Tag Archives: daffodils

Daffodils Inspire Artists and Poets

  © Betty Butler, Multi-color Daffodils I, Digital Collage, 2023

As a visual artist, I am inspired by daffodils. Then, recently, I was searching for a poem I had read in high school when I stumbled across one of 18th-century William Wordsworth’s poems, “I Wandered Lonely as a Cloud.” It is commonly known as “Daffodils.” Reading the poem reminded me of my childhood experience receiving a poetry workbook with spaces to illustrate the poems. I remember vigorously drawing in the pictures. It was so much like that experience, but in reverse; I had just found a companion poem for my new digital art.

It is a poem reflecting the joy and wonder of encountering a host of golden daffodils. I am also inspired by the bright yellow flowers and their visual repetitions of cones, petals, and long stems. Therefore, I arranged them in an exciting composition, photographed them, and played with the elements of color and light. You can read the first two stanzas of the poem below.

“I Wandered Lonely as a Cloud”  
                          
That floats on high o'er vales and hills,
When all at once I saw a crowd,
A host of golden daffodils;
Beside the lake, beneath the trees,
Fluttering and dancing in the breeze.

Continuous as the stars that shine
And twinkle on the Milky Way,
They stretched in never-ending line
Along the margin of a bay:
Ten thousand saw I at a glance,
Tossing their heads in sprightly dance.  

William Wordsworth
daffodil art
© Betty Butler, Multi-color Daffodils II
daffodils inspire artist and poets
© Betty Butler, Photography of daffodils

Daffodils and warming oceans

Temperature Rising, Betty Butler, Digital collage, 2017

Yes, we in the Midwest U.S. are looking forward to the lifting of this long cold winter. In anticipation of spring, I am posting a photograph of beautiful daffodils that will be blooming soon.

In spite of a cold start to March 2019, the Journal of Advances in Atmospheric Sciences reports that 2018 was the hottest year on record for the oceans. They state that this warming is due to human activity. Of course, warming oceans mean shrinking polar ice, rising sea levels, and coastal flooding.
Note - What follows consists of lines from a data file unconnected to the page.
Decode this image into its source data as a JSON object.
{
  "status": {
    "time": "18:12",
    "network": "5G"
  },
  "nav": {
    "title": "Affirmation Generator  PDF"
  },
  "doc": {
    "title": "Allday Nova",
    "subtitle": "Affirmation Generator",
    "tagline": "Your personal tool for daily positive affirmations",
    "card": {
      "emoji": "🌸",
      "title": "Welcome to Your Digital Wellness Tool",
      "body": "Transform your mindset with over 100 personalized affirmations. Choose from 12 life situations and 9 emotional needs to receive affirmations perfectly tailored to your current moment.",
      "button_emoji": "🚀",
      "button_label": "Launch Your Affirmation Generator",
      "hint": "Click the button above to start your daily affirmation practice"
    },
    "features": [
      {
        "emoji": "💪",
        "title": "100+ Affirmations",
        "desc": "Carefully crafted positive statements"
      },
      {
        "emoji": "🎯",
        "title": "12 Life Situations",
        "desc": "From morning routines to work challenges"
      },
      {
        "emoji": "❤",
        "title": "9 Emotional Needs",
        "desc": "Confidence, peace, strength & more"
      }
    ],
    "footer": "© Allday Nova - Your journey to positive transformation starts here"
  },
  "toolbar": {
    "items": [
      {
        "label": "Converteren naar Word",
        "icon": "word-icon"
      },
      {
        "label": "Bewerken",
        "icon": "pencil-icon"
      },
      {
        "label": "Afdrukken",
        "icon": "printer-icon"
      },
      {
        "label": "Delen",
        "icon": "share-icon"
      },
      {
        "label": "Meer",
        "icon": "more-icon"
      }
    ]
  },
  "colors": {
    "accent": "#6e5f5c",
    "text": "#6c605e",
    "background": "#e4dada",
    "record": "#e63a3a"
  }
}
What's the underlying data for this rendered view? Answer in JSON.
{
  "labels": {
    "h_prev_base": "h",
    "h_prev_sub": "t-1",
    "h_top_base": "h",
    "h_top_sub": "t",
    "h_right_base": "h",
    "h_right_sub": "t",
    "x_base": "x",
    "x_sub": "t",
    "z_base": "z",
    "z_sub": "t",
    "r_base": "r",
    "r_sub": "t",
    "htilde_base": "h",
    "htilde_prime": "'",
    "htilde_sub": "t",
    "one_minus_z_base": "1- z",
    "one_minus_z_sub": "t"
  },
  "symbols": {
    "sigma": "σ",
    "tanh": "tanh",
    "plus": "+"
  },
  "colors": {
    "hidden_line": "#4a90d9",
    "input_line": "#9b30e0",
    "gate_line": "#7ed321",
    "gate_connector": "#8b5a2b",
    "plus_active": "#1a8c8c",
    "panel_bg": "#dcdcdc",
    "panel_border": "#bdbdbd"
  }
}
photograph of daffodils

Daffodils will be blooming soon.

Temperature Rising (top) is a visual commentary on global warming. I wrote in a blog for Artists and Climate Change that for me, “this image became an amalgamation of earth and sun, with the sun clearly encroaching on the available space. I started with a photograph of waves in the cobalt-blue Gulf of Mexico. With a photo-manipulation program, I inverted the ocean, and it stunningly became a bright yellow-gold. Inversion is the equivalent to reversing a color photograph to that of a negative. I found it interesting that the yellow-orange area bears some resemblance to sunspots and the bright areas (faculae) that surround them.

As an artist, I am fascinated with the patterns repeated in nature, from the spots on seashells, to similar spots on leopards. The photos taken by the Hubble Space Telescope of newly forming stars in the ‘Pillars of Creation’ could be mistaken for exaggerated cumulonimbus clouds that accompany earthly thunderstorms. If these visual patterns are connected, aren’t all creatures and systems similarly bonded and worthy of concern?”

Getting back to our weariness of winter, when the daffodils do bloom, I hope you enjoy them. I know I will.